▸ **TASK ITEM**: Find every line in the records below that holds the word "with", and copy each one.

+ + +

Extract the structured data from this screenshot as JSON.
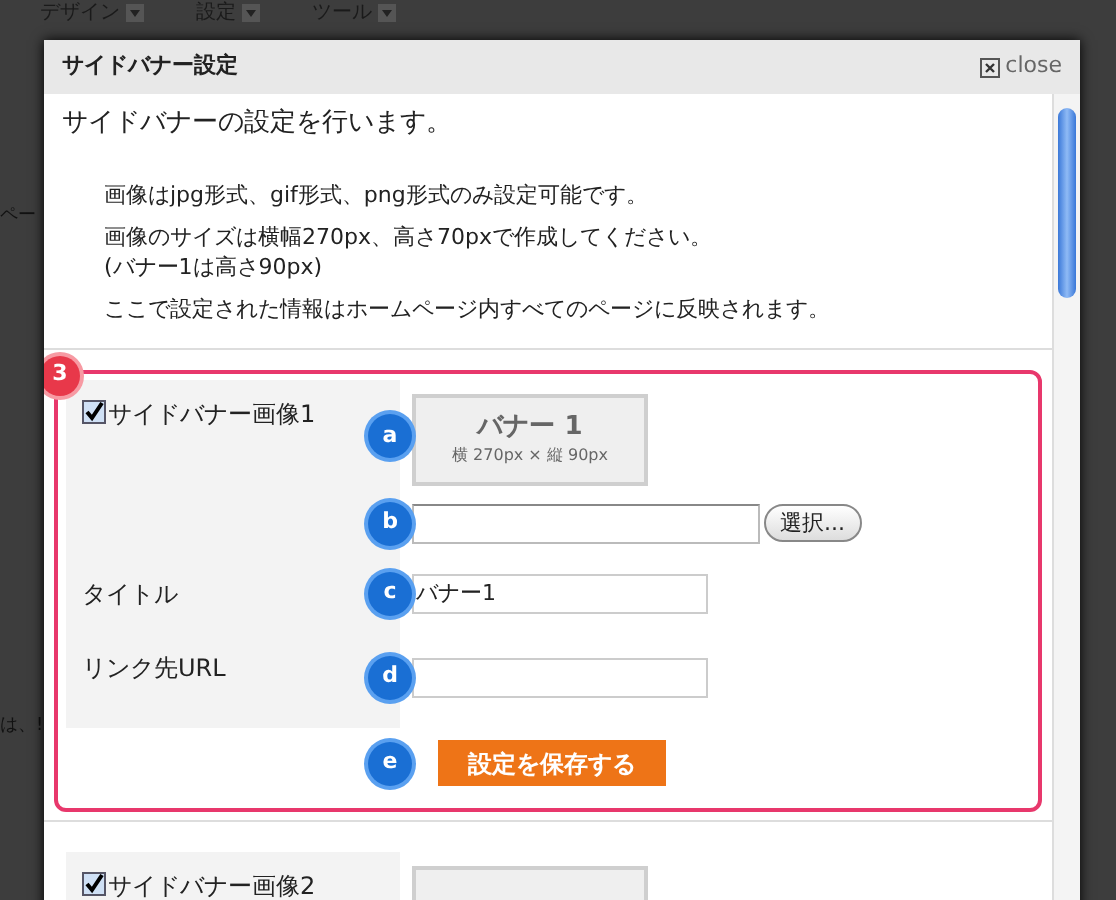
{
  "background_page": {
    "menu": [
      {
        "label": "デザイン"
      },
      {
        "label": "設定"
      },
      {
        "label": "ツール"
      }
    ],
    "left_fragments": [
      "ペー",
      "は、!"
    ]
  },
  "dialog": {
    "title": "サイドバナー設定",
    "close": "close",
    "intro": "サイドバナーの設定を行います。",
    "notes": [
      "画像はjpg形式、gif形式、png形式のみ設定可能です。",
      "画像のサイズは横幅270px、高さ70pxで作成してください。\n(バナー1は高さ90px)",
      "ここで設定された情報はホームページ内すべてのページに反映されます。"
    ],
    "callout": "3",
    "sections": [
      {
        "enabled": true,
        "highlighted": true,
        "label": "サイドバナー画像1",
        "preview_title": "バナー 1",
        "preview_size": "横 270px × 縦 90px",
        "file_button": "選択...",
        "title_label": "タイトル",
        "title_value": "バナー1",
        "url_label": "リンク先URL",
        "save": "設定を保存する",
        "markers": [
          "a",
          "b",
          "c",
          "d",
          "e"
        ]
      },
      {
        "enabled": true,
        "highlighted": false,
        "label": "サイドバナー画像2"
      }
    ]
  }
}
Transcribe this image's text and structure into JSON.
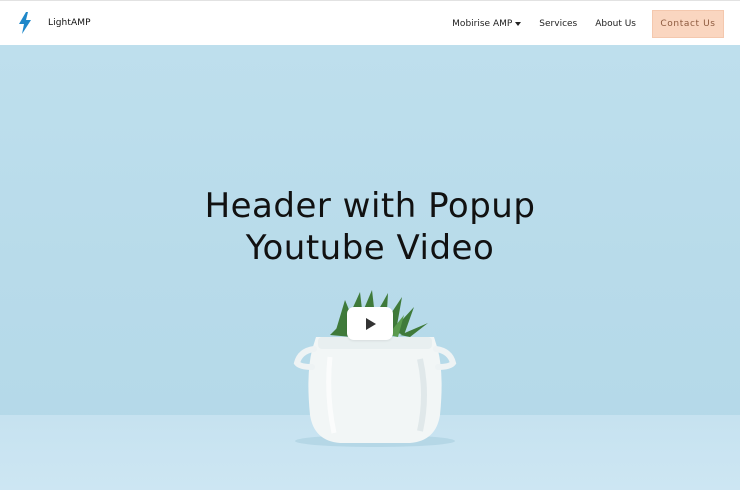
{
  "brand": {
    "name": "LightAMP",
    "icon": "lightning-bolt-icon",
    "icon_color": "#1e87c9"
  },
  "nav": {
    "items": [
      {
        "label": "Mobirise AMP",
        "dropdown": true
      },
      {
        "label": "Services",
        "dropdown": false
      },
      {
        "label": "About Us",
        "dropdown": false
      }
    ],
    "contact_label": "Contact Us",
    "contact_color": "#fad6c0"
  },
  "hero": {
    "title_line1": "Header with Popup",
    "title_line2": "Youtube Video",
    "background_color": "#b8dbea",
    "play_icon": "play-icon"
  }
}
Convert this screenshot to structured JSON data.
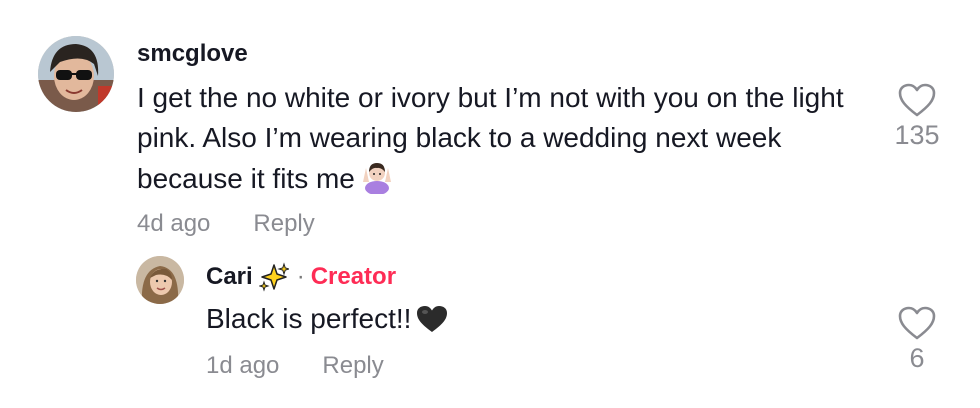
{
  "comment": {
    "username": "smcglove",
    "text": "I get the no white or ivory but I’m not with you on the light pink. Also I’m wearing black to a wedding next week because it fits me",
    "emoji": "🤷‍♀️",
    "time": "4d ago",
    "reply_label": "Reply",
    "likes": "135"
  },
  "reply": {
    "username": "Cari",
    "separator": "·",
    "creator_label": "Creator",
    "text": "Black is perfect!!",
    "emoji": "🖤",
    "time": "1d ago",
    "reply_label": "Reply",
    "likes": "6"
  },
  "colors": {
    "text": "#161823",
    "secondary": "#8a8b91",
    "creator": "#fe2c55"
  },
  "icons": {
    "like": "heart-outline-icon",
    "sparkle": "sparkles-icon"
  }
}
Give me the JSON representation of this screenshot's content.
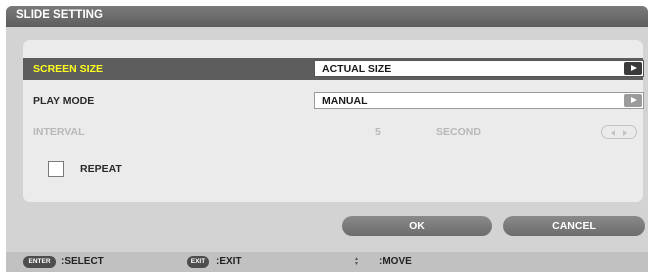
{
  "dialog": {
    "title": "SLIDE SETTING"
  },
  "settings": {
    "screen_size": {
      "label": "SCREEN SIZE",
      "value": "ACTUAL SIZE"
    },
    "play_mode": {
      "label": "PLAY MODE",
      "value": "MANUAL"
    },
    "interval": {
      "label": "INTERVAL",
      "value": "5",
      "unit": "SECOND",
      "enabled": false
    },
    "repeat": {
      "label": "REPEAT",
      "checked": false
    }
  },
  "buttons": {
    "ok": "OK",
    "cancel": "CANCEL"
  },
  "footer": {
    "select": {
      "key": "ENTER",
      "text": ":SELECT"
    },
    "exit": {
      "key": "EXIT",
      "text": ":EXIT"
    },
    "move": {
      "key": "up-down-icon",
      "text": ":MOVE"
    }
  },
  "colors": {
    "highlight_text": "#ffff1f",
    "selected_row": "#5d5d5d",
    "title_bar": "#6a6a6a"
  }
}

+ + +

▸ **RESPONSE TO THIS TASK**:
    "title_line1": "Header with Popup",
    "text": "I get the no white or ivory but I’m not with you on the light pink. Also I’m wearing black to a wedding next week because it fits me",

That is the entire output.